Overview: A modern tale of Tom Sawyer and Huckleberry Finn, a police officer and a ex-con relive their childhood adventures by attempting to pick up the search for a buried treasure they had abandoned years ago. Whitewater Films; 2016; Unrated; 94 minutes.

The Adventures of: Translating more as fan fiction and less as simply a modern update of the classic Mark Twain tales, Band of Robbers utilizes familiar character names and plot lines to tell the sometimes disjointed story of the sort of unlikely trouble Tom and Huck would find if they were plucked out of their novels and dropped in stereotypical small town America. Directors and writers Aaron and Adam Nee were inspired by more than just a famous American author, as both the vibe of the town and the demeanor of several of the characters, particularly the police officers, provide hints of familiarity reminiscent of the work of the Coen brothers, Fargo specifically. But regardless of the influence, it’s clear the two had nothing less than a blast creating this film.

We Are Who We Are: Tom, Huck, and their band of merry misfits prove to be blissfully clueless in their efforts to hunt down a lost treasure, disregarding minor roadblocks such as common sense and, you know, the law. The comedic elements in this film work best when they are self aware and, often times, self-deprecating. The racist tonality in Twain’s novels is brought to the forefront and made light of, most notably in the character of Injun Jo (known for scalping his enemies), who is brought from the pages to the screen by a white man who has adopted the nickname and dressed the part not because he is racist, but because he identifies with the culture and aesthetic.

Tom and Huck: Kyle Gallner portrays a semi-sympathetic Huckleberry Finn, his growth toward becoming a productive member of society stunted by the influence and adventure seeking seduction of his childhood best friend Tom Sawyer, played by Adam Nee. The dynamic between these two works for the most part, but some pacing issues and clunky scene progressions prevent much opportunity to flesh out their relationship or their character growth as individuals. But Gallner and Nee manage to channel the co-dependency and adolescent addiction to the adrenaline rush that defines these two iconic names.
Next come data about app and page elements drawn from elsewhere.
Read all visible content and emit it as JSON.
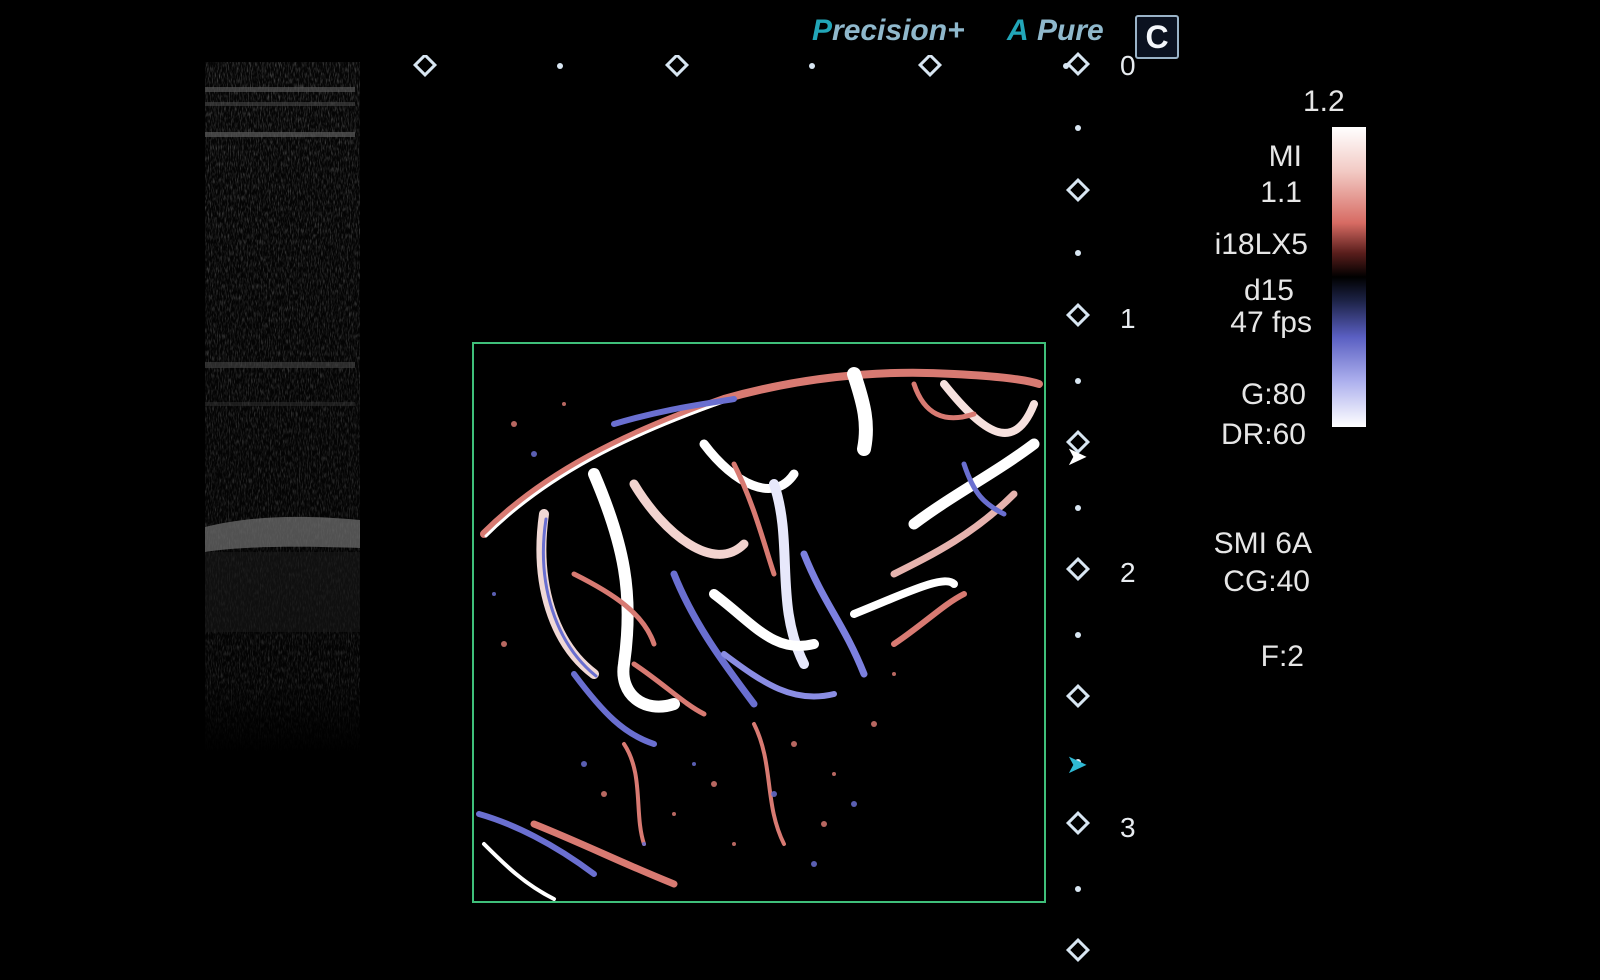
{
  "header": {
    "brand_precision": {
      "mark": "P",
      "text": "recision",
      "plus": "+"
    },
    "brand_pure": {
      "mark": "A",
      "text": "Pure"
    },
    "mode_badge": "C"
  },
  "depth_scale": {
    "labels": [
      "0",
      "1",
      "2",
      "3"
    ],
    "unit_marks": "diamond"
  },
  "markers": {
    "focus_arrow_color": "#ffffff",
    "range_arrow_color": "#2fb9d4"
  },
  "color_map": {
    "max_label": "1.2",
    "colors": [
      "#ffffff",
      "#d76b63",
      "#000000",
      "#5a5fc2",
      "#ffffff"
    ]
  },
  "info_panel": {
    "mi_label": "MI",
    "mi_value": "1.1",
    "probe": "i18LX5",
    "depth": "d15",
    "frame_rate": "47 fps",
    "gain": "G:80",
    "dynamic_range": "DR:60",
    "smi_mode": "SMI 6A",
    "color_gain": "CG:40",
    "focus": "F:2"
  },
  "colors": {
    "roi_border": "#3fbf7a",
    "brand_accent": "#22a6b8",
    "flow_red": "#d76b63",
    "flow_blue": "#5a5fc2"
  }
}
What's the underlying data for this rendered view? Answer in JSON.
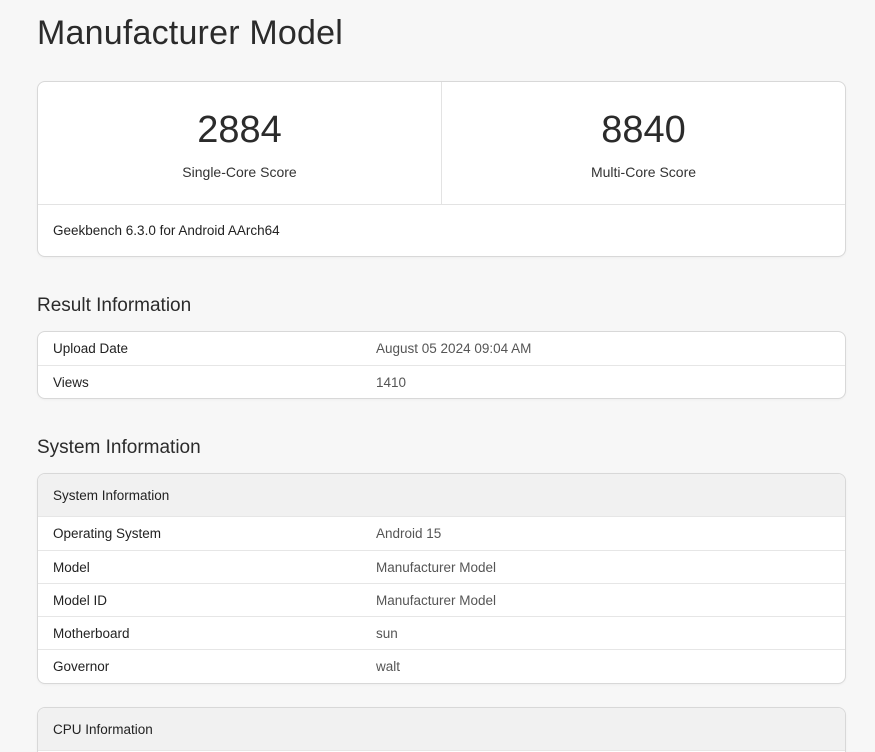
{
  "page": {
    "title": "Manufacturer Model"
  },
  "scores": {
    "single_core": {
      "value": "2884",
      "label": "Single-Core Score"
    },
    "multi_core": {
      "value": "8840",
      "label": "Multi-Core Score"
    },
    "footer": "Geekbench 6.3.0 for Android AArch64"
  },
  "result_information": {
    "title": "Result Information",
    "rows": [
      {
        "key": "Upload Date",
        "value": "August 05 2024 09:04 AM"
      },
      {
        "key": "Views",
        "value": "1410"
      }
    ]
  },
  "system_information": {
    "title": "System Information",
    "table_header": "System Information",
    "rows": [
      {
        "key": "Operating System",
        "value": "Android 15"
      },
      {
        "key": "Model",
        "value": "Manufacturer Model"
      },
      {
        "key": "Model ID",
        "value": "Manufacturer Model"
      },
      {
        "key": "Motherboard",
        "value": "sun"
      },
      {
        "key": "Governor",
        "value": "walt"
      }
    ]
  },
  "cpu_information": {
    "table_header": "CPU Information"
  }
}
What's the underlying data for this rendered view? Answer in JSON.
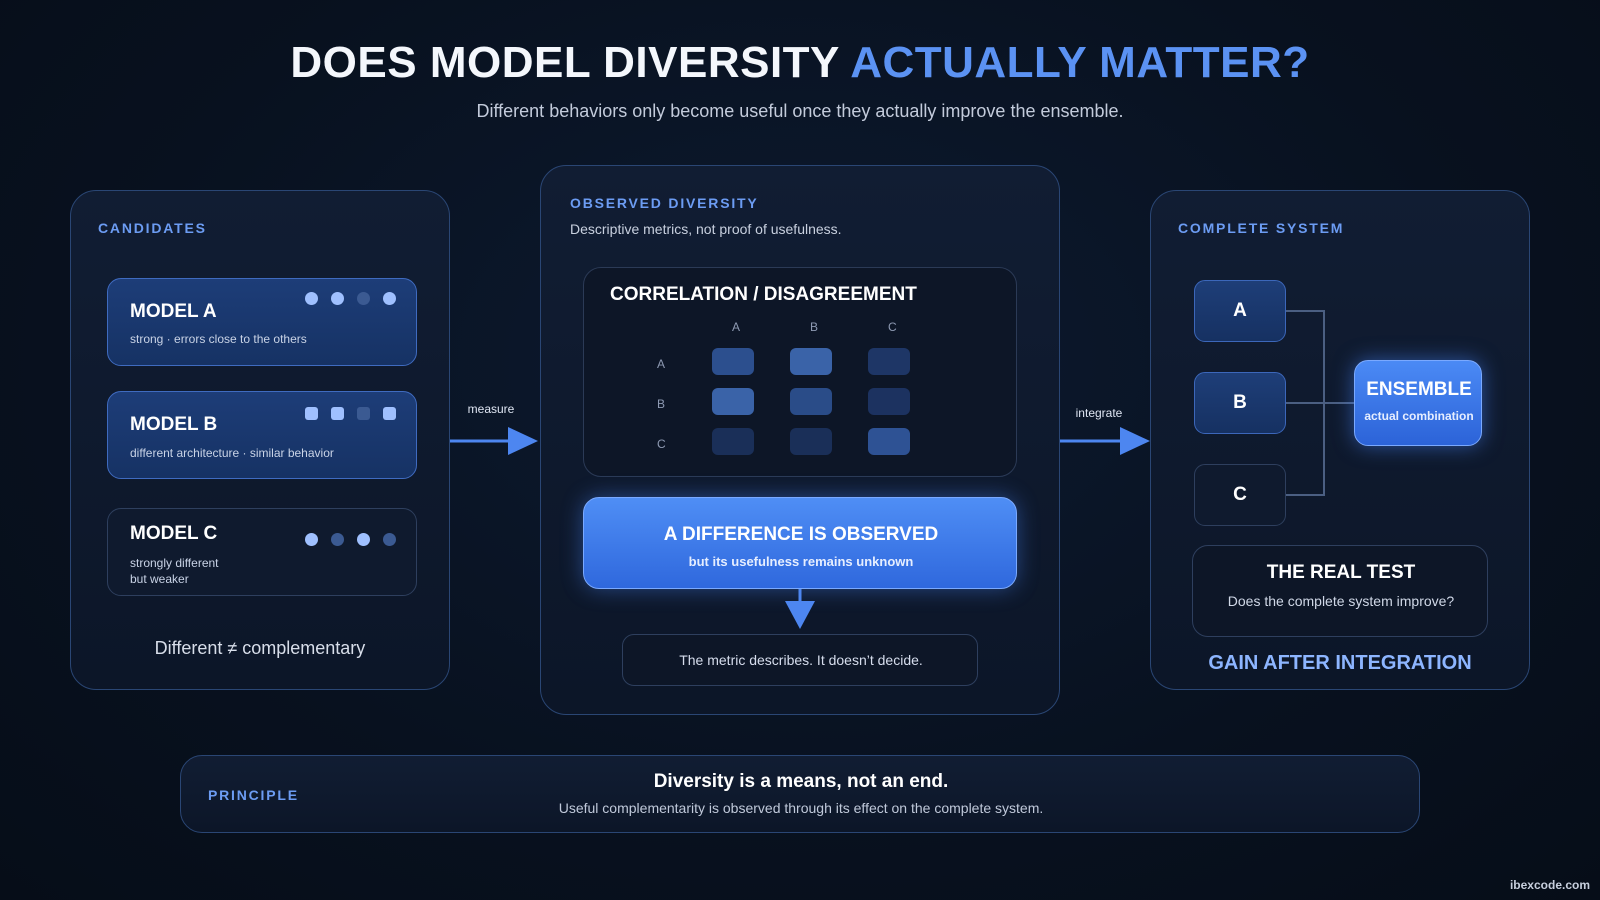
{
  "header": {
    "title_main": "DOES MODEL DIVERSITY ",
    "title_accent": "ACTUALLY MATTER?",
    "subtitle": "Different behaviors only become useful once they actually improve the ensemble."
  },
  "candidates": {
    "label": "CANDIDATES",
    "models": [
      {
        "name": "MODEL A",
        "desc": "strong · errors close to the others",
        "pips": [
          1,
          1,
          0,
          1
        ],
        "shape": "circle"
      },
      {
        "name": "MODEL B",
        "desc": "different architecture · similar behavior",
        "pips": [
          1,
          1,
          0,
          1
        ],
        "shape": "square"
      },
      {
        "name": "MODEL C",
        "desc_line1": "strongly different",
        "desc_line2": "but weaker",
        "pips": [
          1,
          0,
          1,
          0
        ],
        "shape": "circle"
      }
    ],
    "footer": "Different ≠ complementary"
  },
  "arrows": {
    "measure": "measure",
    "integrate": "integrate"
  },
  "observed": {
    "label": "OBSERVED DIVERSITY",
    "desc": "Descriptive metrics, not proof of usefulness.",
    "matrix": {
      "title": "CORRELATION / DISAGREEMENT",
      "cols": [
        "A",
        "B",
        "C"
      ],
      "rows": [
        "A",
        "B",
        "C"
      ],
      "cells": [
        [
          "#2c4f8e",
          "#3a63a8",
          "#1e3666"
        ],
        [
          "#3a63a8",
          "#2a4c88",
          "#1c3260"
        ],
        [
          "#1a2f58",
          "#1a2f58",
          "#2e5294"
        ]
      ]
    },
    "highlight_title": "A DIFFERENCE IS OBSERVED",
    "highlight_sub": "but its usefulness remains unknown",
    "note": "The metric describes. It doesn’t decide."
  },
  "system": {
    "label": "COMPLETE SYSTEM",
    "nodes": [
      "A",
      "B",
      "C"
    ],
    "ensemble_title": "ENSEMBLE",
    "ensemble_sub": "actual combination",
    "test_title": "THE REAL TEST",
    "test_desc": "Does the complete system improve?",
    "gain": "GAIN AFTER INTEGRATION"
  },
  "principle": {
    "label": "PRINCIPLE",
    "title": "Diversity is a means, not an end.",
    "desc": "Useful complementarity is observed through its effect on the complete system."
  },
  "watermark": "ibexcode.com",
  "colors": {
    "accent": "#5b92f3",
    "panel_border": "#2a4674",
    "highlight": "#3d7bf0"
  }
}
The Band: Melissa Benoist takes a break from saving the world as Supergirl to bring us Becky Thatcher, the only character in this film who is genuinely trying to do the right thing. Becky is as ignorant as the rest of the town, but she at least has good intentions, and Benoist’s breezy, innocent ignorance is the most clever addition here. However, Hannibal Buress and Matthew Gray Gubler steal the show as Ben Rogers and Joe Harper, the two sidekicks who manage to simultaneously screw up every single instruction and deliver the funniest dialogue throughout the film.

Overall: Although often clumsy and out of sync, the brand of comedic twists on Twain’s famous literary figures and setting make Band of Robbers an adequate tale of fan fiction.

Grade: C+

Featured Image: Whitewater Films